He announced that his department would open offices in the cities of Minneapolis in Minnesota, Raleigh in North Carolina and San Diego in California. And he emphasised his determination to start to “scope out any possible deals that we might want to do” immediately after Brexit is completed in 2019, under the Government’s timetable.
Dr Fox told an audience in Chicago: “I want to reiterate that we have nothing to fear from forging our own free trade environment and breaking out on our own.
“We can start from a blank piece of paper, and use our unique attributes to create a prosperous and more open trading future.”
But Ms Villiers, the former Northern Ireland Secretary, gave a far gloomier prediction at a meeting of the Thatcherite Conservative Way Forward group, at the Birmingham conference.
Referring to the presidential contest, she said: “Unfortunately, neither of the candidates are singing the praises of free trade to say the least.
“It does make it more challenging for the UK and our efforts to get a trade deal. Sadly, I don’t think one with the United States is going be a high priority for them, so it may take some time.
“Of course that doesn’t mean we can’t continue to do business with the United States, but a radical reduction of tariff barriers between us and the US will, I think, take some time to achieve.”
Meanwhile, the group’s chairman, former minister Sir Gerald Howarth, made clear the delight of right-wing Conservatives at the direction taken by the Prime Minister.

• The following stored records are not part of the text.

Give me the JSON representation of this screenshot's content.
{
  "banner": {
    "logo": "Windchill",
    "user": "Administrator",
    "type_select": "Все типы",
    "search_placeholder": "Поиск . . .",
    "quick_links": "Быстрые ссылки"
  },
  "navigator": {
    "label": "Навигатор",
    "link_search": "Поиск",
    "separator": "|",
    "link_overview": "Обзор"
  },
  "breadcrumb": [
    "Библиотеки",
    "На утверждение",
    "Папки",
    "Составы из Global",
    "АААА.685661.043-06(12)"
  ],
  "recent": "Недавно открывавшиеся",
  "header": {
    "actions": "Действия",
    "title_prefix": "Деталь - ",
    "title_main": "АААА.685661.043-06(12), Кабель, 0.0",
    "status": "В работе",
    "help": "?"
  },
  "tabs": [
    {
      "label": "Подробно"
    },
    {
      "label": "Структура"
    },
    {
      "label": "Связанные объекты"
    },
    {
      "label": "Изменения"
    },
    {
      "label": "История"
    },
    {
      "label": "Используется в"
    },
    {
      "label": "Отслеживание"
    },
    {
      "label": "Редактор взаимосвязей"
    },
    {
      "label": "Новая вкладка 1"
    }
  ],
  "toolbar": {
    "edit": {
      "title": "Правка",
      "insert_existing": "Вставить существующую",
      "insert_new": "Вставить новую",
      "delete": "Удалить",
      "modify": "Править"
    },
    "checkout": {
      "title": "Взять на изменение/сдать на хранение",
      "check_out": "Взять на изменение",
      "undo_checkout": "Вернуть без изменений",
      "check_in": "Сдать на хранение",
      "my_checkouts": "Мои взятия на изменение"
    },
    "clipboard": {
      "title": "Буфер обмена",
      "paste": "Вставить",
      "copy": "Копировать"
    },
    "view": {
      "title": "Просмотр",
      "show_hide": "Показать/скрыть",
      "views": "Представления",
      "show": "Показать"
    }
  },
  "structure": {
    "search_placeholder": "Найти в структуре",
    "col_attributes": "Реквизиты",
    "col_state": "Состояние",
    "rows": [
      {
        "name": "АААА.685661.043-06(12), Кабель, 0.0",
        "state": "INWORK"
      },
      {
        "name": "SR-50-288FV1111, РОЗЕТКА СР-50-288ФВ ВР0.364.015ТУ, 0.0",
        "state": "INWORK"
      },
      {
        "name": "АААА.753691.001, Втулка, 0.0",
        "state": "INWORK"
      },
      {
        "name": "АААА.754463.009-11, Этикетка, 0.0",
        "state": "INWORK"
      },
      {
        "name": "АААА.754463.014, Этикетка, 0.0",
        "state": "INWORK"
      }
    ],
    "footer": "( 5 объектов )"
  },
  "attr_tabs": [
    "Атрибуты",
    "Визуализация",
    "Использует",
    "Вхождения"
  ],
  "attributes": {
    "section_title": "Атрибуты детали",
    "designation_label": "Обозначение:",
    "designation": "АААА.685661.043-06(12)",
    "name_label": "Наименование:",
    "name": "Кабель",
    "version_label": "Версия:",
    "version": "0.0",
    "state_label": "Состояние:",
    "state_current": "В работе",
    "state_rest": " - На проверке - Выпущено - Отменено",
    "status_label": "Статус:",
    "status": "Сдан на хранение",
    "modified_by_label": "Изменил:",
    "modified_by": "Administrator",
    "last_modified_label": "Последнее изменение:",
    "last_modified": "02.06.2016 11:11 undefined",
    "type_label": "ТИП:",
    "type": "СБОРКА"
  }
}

He described Ms May’s speech on Sunday – in which she set a course for Brexit by 2019, to make Britain an “independent sovereign nation” again – as “absolutely outstanding”, adding: “I couldn’t have written it better myself.”Reuse content